HAVANA (AP) — It was a day when Cubans were called to speak with one voice to demand the return of intelligence agents serving long prison terms in the United States.
Then, at a nationally televised event outside the U.S. diplomatic mission in Havana, a prominent musician sang not only about the so-called Cuban Five but also his wish for more freedom of information and direct presidential elections.
Artists, writers and musicians have long enjoyed a certain amount of room to speak critically about the island's Communist system. But Robertico Carcasses' unusually bold lyrics at the pro-government concert-rally were the talk of the town on Friday.
Carcasses, the 41-year-old leader of the Cuban jazz-fusion combo Interactivo, sang about his desire for "free access to information so I can have my own opinion..."
"I want to elect the president by direct vote and not some other way," he continued.
"Neither militants nor dissidents, (we are) all Cubans with the same rights."
"And an end to the blockade," he added, in reference to Washington's 51-year-old economic embargo against Cuba, "and to self-blockade."
Then, more in line with the theme of the event, he gestured at the U.S. Interests Section behind the stage and exclaimed, "Free the Five Heroes!"
"When I heard the first line, I thought, 'Did I hear that right?'" said Diego Ferran, a 68-year-old retiree who watched the performance on TV.
"I was surprised that that was being shown on television ... I was very pleased that he would do that, and in that place right in front of the Interests Section," Ferran said. "He's very right in everything he said."
A woman who answered the phone at Carcasses' home Friday said he was away, and calls to his cellphone did not go through.
His lyrics alluded to authorities' control over many aspects of society.
The state and Communist Party operate nearly all island media, and Internet access rates are very low, if creeping upward.
The Communist Party is the only one allowed in Cuba, although membership is not a requirement to run in elections. The president is selected not by direct popular vote, but by parliament, which in turn is elected on a ballot with just one approved candidate for each seat. Cuba defends its political system as more participatory and democratic than most others.
Other prominent musicians have tested the boundaries of acceptable speech.
Legendary crooner Pablo Milanes has given interviews in which he criticized counter-protests that are quietly encouraged targeting anti-government groups such as the Ladies in White.

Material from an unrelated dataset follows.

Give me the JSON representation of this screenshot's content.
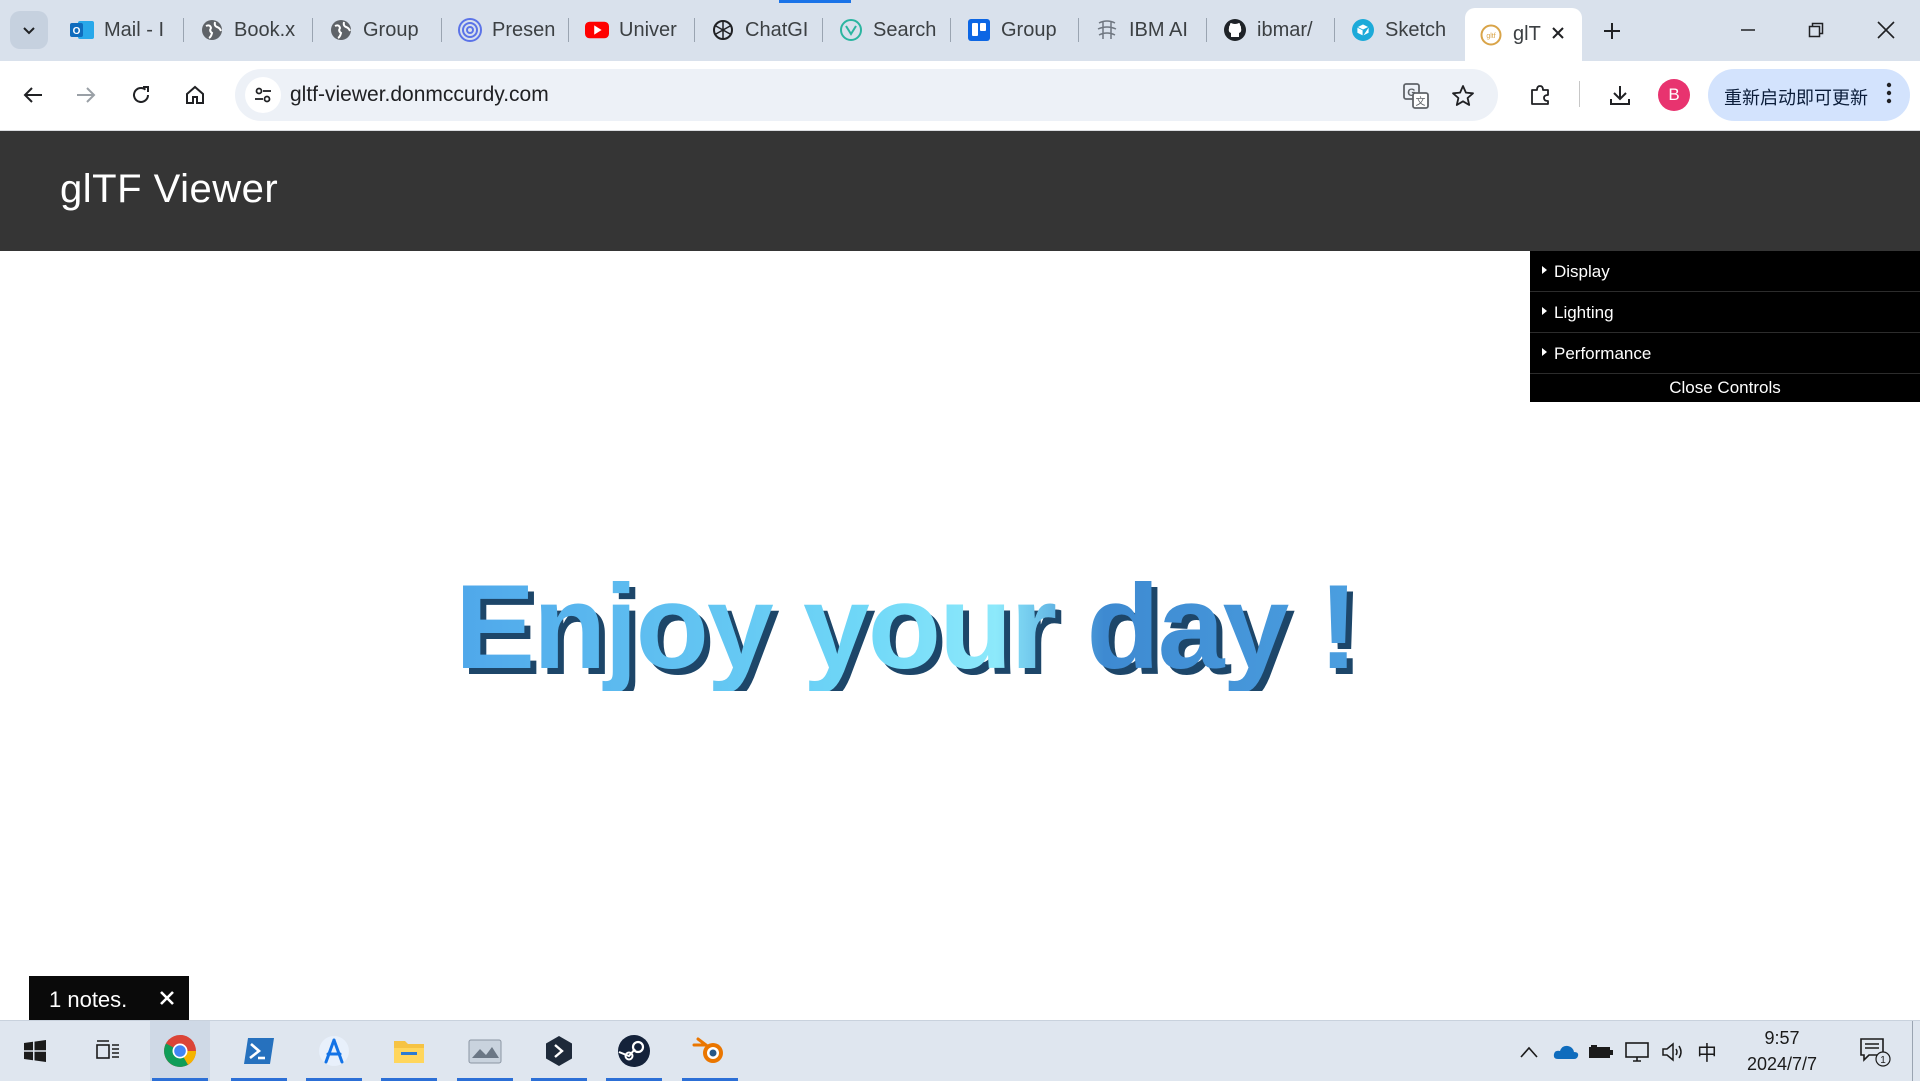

Singer-songwriter Silvio Rodriguez has also suggested that dissidents' freedom of expression should be respected, even if their opinions aren't shared.
Groups such as rappers Los Aldeanos pull no punches in criticizing the government, but unlike Carcasses, they are outside the island's music establishment and don't appear at official venues.
In 2008 punk rocker Gorki Aguila, known for raunchy lyrics targeting Fidel Castro, was convicted of public disorder and fined, although prosecutors dropped a "social dangerousness" charge that could have resulted in a long prison sentence.
Carcasses' lyrics were perhaps most remarkable for where they were delivered.
The concert was the crowning event of a government-sponsored yellow ribbon campaign to raise awareness about the Cuban Five, who were convicted in 2001 of spying on U.S. military installations and exile groups.
Cuba maintains that they were only monitoring violent exile groups to prevent terror attacks on the island, and their imprisonment is one of Havana's chief grievances against Washington.
Fans packed the so-called Anti-Imperialist Plaza at the foot of the U.S. Interests Section Thursday night to hear more than a dozen performers. One after another, they demanded freedom for the four agents still behind bars.
As the show drew to a close, Carcasses rose from the piano during a part of the song "Cubanos por el Mundo" where he commonly improvises. Standing beneath some two dozen fluttering Cuban flags, Carcasses sang to the crowd and viewers back home about what was on his mind.
"It was right at the end of the concert. Everyone was singing and dancing, and I think not everybody realized what he was saying. I think that's why more people weren't shouting when he said it," said Maite Delgado, a 49-year-old office worker who was at the show.
"But I thought it was great that he did because he was absolutely right," she said, "and I wish more artists would say more things like that so we can keep moving forward."
Others were not amused.
"Unfortunate and opportunistic as well as disrespectful performance by Robertico (Carcasses)," Edmundo Garcia, a Miami-based journalist and activist sympathetic to Cuba said via Twitter. "But one swallow does not a summer make."
Associated Press writers Anne-Marie Garcia and Andrea Rodriguez in Havana contributed.
Peter Orsi on Twitter: www.twitter.com/Peter_Orsi